What you should do: If a line in the data holds the string "this", list it.
□ □ □
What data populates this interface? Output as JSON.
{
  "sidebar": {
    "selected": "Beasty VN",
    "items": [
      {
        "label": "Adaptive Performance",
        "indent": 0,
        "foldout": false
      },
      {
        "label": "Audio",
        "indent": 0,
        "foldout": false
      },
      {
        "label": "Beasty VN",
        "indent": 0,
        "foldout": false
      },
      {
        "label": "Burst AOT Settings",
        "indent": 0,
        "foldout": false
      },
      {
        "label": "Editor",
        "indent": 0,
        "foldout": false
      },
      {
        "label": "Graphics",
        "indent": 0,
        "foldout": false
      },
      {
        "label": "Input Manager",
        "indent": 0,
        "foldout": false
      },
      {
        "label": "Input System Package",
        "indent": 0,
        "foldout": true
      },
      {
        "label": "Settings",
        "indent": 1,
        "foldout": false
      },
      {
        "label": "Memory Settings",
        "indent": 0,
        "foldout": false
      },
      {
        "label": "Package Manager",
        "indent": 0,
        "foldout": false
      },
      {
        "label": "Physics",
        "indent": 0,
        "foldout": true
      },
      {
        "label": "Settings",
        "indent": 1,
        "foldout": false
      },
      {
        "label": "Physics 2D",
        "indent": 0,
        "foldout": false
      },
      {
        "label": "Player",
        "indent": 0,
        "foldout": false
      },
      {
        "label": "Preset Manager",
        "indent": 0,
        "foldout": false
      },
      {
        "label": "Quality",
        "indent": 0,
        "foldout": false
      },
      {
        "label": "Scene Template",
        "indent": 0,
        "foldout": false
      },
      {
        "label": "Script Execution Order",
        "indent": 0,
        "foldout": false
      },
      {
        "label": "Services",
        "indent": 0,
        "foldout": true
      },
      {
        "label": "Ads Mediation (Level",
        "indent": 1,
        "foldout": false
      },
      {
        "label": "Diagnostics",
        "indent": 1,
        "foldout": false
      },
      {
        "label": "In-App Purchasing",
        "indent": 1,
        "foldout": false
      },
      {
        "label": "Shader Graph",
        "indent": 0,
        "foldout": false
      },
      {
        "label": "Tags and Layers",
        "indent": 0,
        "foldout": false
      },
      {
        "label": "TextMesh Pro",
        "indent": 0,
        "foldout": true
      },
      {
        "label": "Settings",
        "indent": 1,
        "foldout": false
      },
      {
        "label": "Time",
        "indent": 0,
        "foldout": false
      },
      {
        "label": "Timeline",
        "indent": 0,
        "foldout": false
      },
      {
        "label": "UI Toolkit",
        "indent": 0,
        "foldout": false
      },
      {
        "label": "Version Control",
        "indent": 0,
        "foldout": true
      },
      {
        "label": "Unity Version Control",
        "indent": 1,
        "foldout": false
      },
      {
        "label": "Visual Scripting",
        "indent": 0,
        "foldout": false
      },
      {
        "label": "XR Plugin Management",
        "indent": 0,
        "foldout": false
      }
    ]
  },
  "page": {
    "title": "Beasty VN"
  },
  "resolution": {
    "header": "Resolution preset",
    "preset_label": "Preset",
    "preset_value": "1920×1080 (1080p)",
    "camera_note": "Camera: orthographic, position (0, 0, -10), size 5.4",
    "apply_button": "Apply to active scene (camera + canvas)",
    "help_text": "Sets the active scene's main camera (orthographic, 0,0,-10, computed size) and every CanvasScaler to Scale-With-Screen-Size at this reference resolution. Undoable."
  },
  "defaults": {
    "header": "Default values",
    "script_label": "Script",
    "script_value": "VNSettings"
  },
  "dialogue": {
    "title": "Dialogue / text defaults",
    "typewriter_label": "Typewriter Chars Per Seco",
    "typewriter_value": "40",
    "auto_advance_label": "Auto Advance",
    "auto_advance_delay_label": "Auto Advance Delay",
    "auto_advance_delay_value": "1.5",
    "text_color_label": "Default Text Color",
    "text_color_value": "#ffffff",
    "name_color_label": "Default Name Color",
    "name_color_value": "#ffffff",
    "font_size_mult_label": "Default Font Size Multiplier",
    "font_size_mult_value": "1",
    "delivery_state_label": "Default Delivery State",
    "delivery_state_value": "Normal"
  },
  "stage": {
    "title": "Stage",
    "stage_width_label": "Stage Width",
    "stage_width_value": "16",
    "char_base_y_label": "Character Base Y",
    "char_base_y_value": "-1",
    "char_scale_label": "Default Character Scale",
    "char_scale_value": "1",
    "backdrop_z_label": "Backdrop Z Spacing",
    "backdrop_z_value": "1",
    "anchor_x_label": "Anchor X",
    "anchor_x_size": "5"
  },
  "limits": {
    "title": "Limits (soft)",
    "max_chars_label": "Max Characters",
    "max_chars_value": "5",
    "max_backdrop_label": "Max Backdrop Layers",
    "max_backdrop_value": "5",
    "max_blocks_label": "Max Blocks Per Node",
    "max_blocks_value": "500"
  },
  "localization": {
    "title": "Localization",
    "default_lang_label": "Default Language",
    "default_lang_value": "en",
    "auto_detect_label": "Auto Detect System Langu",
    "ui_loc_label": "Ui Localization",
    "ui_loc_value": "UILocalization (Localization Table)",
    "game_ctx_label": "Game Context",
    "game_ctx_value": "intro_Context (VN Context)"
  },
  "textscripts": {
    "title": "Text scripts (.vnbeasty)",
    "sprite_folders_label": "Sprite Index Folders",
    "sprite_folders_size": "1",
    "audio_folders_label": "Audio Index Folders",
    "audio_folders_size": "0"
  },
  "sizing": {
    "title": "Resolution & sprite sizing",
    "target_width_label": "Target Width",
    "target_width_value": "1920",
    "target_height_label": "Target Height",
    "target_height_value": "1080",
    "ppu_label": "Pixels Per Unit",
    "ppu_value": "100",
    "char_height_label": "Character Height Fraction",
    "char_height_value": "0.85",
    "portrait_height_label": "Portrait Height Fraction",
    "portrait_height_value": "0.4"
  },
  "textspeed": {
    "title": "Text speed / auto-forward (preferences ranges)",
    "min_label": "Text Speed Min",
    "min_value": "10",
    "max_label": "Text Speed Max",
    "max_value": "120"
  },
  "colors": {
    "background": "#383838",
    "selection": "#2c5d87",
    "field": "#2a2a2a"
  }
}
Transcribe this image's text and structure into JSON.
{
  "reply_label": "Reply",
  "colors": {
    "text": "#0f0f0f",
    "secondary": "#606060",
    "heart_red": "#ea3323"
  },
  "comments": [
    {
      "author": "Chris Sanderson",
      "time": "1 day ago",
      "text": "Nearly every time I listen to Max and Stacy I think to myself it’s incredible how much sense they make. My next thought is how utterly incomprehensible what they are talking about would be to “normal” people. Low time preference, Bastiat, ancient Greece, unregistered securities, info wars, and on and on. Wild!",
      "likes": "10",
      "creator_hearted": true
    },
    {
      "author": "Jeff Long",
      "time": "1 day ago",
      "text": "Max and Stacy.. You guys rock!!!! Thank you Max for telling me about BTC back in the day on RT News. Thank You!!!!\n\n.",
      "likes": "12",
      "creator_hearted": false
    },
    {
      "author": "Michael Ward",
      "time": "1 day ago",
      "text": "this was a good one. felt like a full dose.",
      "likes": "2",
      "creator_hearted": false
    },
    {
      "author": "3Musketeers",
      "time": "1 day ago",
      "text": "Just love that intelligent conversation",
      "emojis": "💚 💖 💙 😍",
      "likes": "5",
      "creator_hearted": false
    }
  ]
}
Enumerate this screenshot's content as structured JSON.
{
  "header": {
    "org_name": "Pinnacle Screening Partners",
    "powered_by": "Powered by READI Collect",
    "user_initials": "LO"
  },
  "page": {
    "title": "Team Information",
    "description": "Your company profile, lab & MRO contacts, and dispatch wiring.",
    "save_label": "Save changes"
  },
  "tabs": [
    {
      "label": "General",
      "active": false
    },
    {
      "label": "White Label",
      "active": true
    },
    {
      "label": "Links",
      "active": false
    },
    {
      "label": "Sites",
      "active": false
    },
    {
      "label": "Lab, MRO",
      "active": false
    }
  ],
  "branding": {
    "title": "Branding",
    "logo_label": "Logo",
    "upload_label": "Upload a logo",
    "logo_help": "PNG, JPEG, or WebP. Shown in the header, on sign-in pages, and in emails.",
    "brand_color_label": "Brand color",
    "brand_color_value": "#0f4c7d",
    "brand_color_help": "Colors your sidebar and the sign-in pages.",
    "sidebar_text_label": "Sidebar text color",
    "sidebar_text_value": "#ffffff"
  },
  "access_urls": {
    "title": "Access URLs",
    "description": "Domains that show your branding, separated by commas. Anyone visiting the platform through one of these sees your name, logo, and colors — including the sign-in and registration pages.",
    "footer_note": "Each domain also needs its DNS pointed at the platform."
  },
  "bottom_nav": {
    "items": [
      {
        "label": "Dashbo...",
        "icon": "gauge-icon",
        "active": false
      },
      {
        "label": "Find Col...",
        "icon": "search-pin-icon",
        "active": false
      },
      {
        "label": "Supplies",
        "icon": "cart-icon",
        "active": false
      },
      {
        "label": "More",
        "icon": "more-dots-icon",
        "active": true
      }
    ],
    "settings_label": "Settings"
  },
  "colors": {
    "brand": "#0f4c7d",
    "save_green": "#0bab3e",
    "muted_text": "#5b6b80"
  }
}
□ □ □
Exercise output:
What data populates this interface? Output as JSON.
    "help_text": "Sets the active scene's main camera (orthographic, 0,0,-10, computed size) and every CanvasScaler to Scale-With-Screen-Size at this reference resolution. Undoable."
Transcribe this image's text and structure into JSON.
      "text": "this was a good one. felt like a full dose.",
Enumerate this screenshot's content as structured JSON.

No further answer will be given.